> _Brief_
The answer should consist of the full listing below, repeated exactly and free of pictures.

> _Material for this exercise_
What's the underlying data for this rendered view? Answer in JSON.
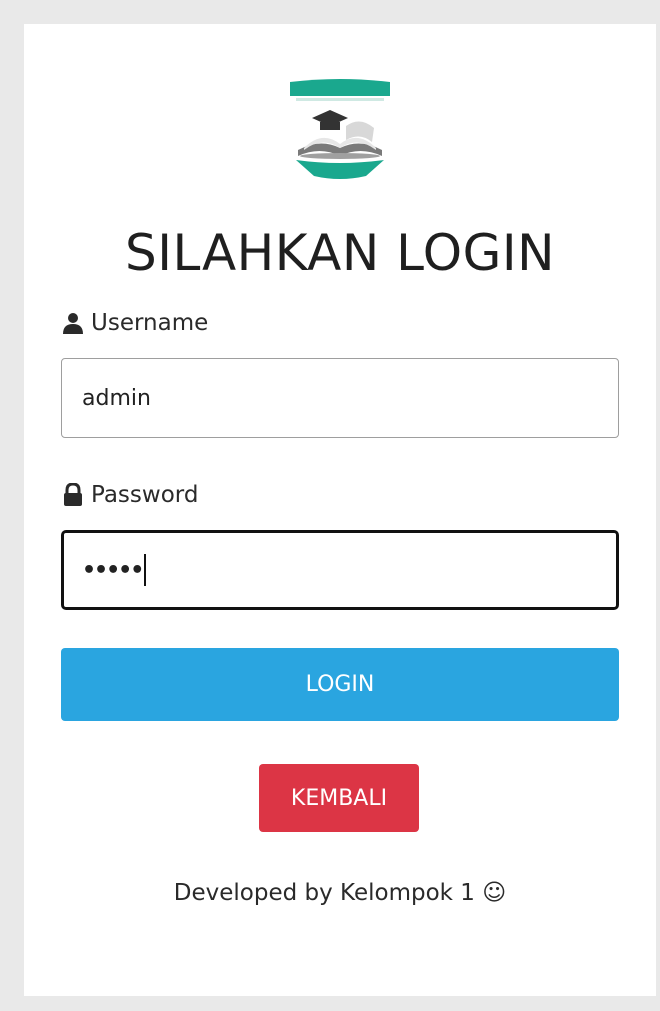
{
  "form": {
    "title": "SILAHKAN LOGIN",
    "username_label": "Username",
    "username_value": "admin",
    "password_label": "Password",
    "password_masked": "•••••",
    "login_button": "LOGIN",
    "back_button": "KEMBALI"
  },
  "footer": {
    "text": "Developed by Kelompok 1 ☺"
  },
  "icons": {
    "username": "user-icon",
    "password": "lock-icon",
    "logo": "school-logo"
  },
  "colors": {
    "login_button": "#2aa5e0",
    "back_button": "#dc3545",
    "logo_accent": "#1aa88e"
  }
}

> _Expected output_
What's the underlying data for this rendered view? Answer in JSON.
{
  "form": {
    "title": "SILAHKAN LOGIN",
    "username_label": "Username",
    "username_value": "admin",
    "password_label": "Password",
    "password_masked": "•••••",
    "login_button": "LOGIN",
    "back_button": "KEMBALI"
  },
  "footer": {
    "text": "Developed by Kelompok 1 ☺"
  },
  "icons": {
    "username": "user-icon",
    "password": "lock-icon",
    "logo": "school-logo"
  },
  "colors": {
    "login_button": "#2aa5e0",
    "back_button": "#dc3545",
    "logo_accent": "#1aa88e"
  }
}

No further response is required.